Thursday, November 05, 2009

if you think sparkling skin is cheesy...

I totally agree!!! But then I found myself challenged by a well written analysis of the sparkly-skin thing, and the evolving nature of the vampire myth (and really, all myths).

Oh wait, I'm talking about Twilight again for those who are thinking this is Very Random.

But it does make me re-evaluate why I thought that was such a silly part of the story, that the non-humans (vampires) should *sparkle.* Even that word sounds so DUMB, right? Glitter, sparkle? As the author of the above blog post suggests, maybe that's because those words makes us think of little girls and all the crap that's been marketed to them, and it seems utterly incompatible with what's supposed to be a fantasy-driven, strong, makes-my-bosom-heave male character. In that sense, having Edward sparkle is maybe a little revolutionary.
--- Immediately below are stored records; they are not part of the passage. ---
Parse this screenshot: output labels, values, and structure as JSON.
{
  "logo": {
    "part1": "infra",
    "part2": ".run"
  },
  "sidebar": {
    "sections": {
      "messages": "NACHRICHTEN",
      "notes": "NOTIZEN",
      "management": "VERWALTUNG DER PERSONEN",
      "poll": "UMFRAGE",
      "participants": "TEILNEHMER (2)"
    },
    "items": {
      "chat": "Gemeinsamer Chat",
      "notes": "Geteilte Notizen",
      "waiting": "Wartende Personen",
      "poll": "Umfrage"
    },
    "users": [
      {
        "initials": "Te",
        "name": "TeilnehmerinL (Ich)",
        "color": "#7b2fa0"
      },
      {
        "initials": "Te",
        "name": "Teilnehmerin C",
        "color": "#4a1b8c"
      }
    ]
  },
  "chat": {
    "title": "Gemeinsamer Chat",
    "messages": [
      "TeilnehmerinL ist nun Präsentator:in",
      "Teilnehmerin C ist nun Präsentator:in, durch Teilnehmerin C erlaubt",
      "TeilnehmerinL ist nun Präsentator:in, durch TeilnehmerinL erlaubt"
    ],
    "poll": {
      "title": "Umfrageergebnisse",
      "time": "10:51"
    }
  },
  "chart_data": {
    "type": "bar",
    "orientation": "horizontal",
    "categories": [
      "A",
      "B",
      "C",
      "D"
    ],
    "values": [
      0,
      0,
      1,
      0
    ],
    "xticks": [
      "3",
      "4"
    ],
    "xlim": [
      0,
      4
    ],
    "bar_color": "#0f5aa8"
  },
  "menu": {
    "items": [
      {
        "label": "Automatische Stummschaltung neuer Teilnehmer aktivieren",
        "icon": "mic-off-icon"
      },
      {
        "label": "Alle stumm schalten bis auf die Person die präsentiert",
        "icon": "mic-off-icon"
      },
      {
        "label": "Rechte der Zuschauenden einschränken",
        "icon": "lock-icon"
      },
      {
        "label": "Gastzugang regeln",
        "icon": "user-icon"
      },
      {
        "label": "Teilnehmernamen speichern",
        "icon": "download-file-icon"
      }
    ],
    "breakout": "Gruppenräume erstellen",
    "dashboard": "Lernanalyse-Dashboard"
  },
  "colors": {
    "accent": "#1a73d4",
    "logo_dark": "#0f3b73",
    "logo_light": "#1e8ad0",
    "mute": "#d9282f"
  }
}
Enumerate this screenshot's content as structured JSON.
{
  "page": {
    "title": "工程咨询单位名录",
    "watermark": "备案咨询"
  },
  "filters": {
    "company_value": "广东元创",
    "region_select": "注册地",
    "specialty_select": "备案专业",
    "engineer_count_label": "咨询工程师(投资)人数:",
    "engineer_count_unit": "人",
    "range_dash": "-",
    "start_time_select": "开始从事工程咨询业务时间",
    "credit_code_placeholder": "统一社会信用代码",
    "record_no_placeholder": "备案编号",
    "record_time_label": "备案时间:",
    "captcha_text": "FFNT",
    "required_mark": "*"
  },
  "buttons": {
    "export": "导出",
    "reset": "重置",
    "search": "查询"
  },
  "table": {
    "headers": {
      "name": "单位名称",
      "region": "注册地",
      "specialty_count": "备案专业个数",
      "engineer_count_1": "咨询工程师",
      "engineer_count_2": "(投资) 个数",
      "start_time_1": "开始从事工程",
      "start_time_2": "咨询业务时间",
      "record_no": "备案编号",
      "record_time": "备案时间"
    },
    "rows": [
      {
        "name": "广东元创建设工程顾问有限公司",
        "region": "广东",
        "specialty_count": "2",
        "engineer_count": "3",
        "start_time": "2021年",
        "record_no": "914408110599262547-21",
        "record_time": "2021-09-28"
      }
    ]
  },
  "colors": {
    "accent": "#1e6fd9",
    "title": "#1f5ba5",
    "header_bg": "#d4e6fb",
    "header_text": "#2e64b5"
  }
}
[sidebar: So, maybe we should own the sparkle!!! Hell, I wore enough of that stuff as a teen. Even in college, I was known to throw it on now and then. I went to an eye appt and the student dr called in his senior supervisor to look at a square in my eye. The dr looked, pushed aside the eye-inspector thing, raised and eyebrow and said, "Wear glitter often?" Busted.]
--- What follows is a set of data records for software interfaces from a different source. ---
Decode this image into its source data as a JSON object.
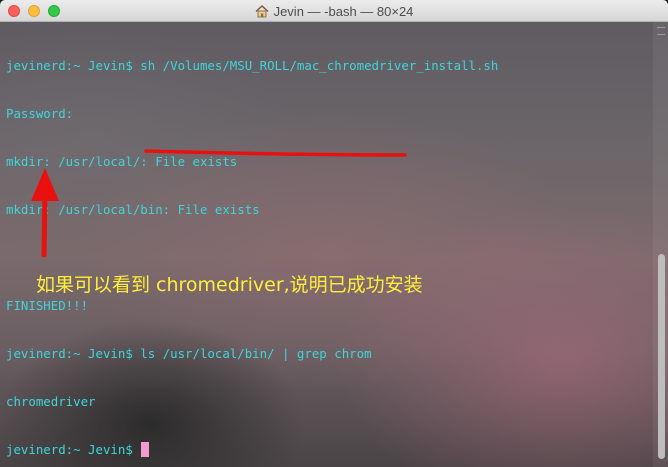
{
  "window": {
    "title": "Jevin — -bash — 80×24",
    "title_icon": "home-icon"
  },
  "terminal": {
    "lines": [
      "jevinerd:~ Jevin$ sh /Volumes/MSU_ROLL/mac_chromedriver_install.sh",
      "Password:",
      "mkdir: /usr/local/: File exists",
      "mkdir: /usr/local/bin: File exists",
      "",
      "FINISHED!!!",
      "jevinerd:~ Jevin$ ls /usr/local/bin/ | grep chrom",
      "chromedriver"
    ],
    "prompt": "jevinerd:~ Jevin$ ",
    "text_color": "#3cd7dc",
    "cursor_color": "#f29ad2"
  },
  "annotation": {
    "text": "如果可以看到 chromedriver,说明已成功安装",
    "color": "#ffef3a",
    "mark_color": "#e8110f"
  }
}
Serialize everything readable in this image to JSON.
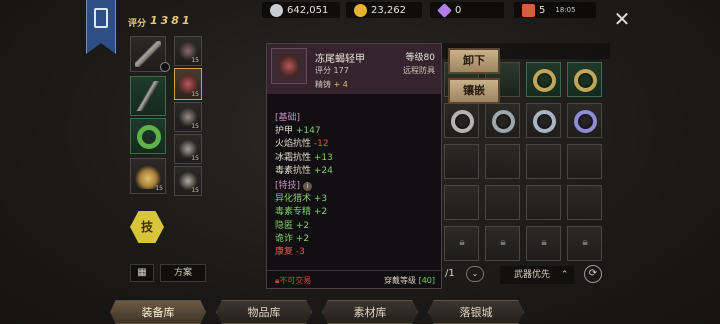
{
  "header": {
    "score_label": "评分",
    "score_value": "1381"
  },
  "currency": [
    {
      "icon": "silver-coin-icon",
      "value": "642,051",
      "color": "#c9ccd1"
    },
    {
      "icon": "gold-coin-icon",
      "value": "23,262",
      "color": "#e6b42e"
    },
    {
      "icon": "diamond-icon",
      "value": "0",
      "color": "#b57de8"
    },
    {
      "icon": "ticket-icon",
      "value": "5",
      "color": "#d4603a"
    }
  ],
  "clock": "18:05",
  "equip_levels": [
    "15",
    "15",
    "15",
    "15",
    "15",
    "15"
  ],
  "tooltip": {
    "name": "冻尾蝎轻甲",
    "level": "等级80",
    "score": "评分 177",
    "class": "远程防具",
    "refine_label": "精铸",
    "refine_value": "+ 4",
    "section_basic": "[基础]",
    "basic_stats": [
      {
        "label": "护甲",
        "value": "+147",
        "kind": "pos"
      },
      {
        "label": "火焰抗性",
        "value": "-12",
        "kind": "neg"
      },
      {
        "label": "冰霜抗性",
        "value": "+13",
        "kind": "pos"
      },
      {
        "label": "毒素抗性",
        "value": "+24",
        "kind": "pos"
      }
    ],
    "section_skill": "[特技]",
    "skill_stats": [
      {
        "label": "异化猎术",
        "value": "+3",
        "kind": "pos"
      },
      {
        "label": "毒素专精",
        "value": "+2",
        "kind": "pos"
      },
      {
        "label": "隐匿",
        "value": "+2",
        "kind": "pos"
      },
      {
        "label": "诡诈",
        "value": "+2",
        "kind": "pos"
      },
      {
        "label": "康复",
        "value": "-3",
        "kind": "neg"
      }
    ],
    "trade": "不可交易",
    "req_label": "穿戴等级",
    "req_value": "[40]"
  },
  "actions": {
    "unequip": "卸下",
    "inlay": "镶嵌"
  },
  "skill_button": "技",
  "plan_button": "方案",
  "page_text": "/1",
  "sort_label": "武器优先",
  "tabs": [
    "装备库",
    "物品库",
    "素材库",
    "落银城"
  ]
}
But let's keep it real, other aspects of that character are right in line with the slightly obsessive romantic tendencies of some seventeen year olds, both male and female. Meyer doesn't save her characters from sexist pitfalls-- Edward makes a lot of decisions for Bella, does a lot of "saving," is confounded when there's an aspect of her he can't know/overpower/control (he can't read her thoughts, though he can everyone else's).

The other point this author makes is that the vampire myth is, in fact, allowed to change and evolve, as all myths do. S/he points out that the original vampire myth didin't have their skin burning in sunlight; that was introduced later, apparently. That's an important reminder-- stories and myths are continually changing. What urban legend stays the same, even when passed around by email? People change details and add embellishments, and that's part of the mechanism of story telling.

The sparkly skin distracted me a lot, and I totally appreciate this analysis of WHY that might be.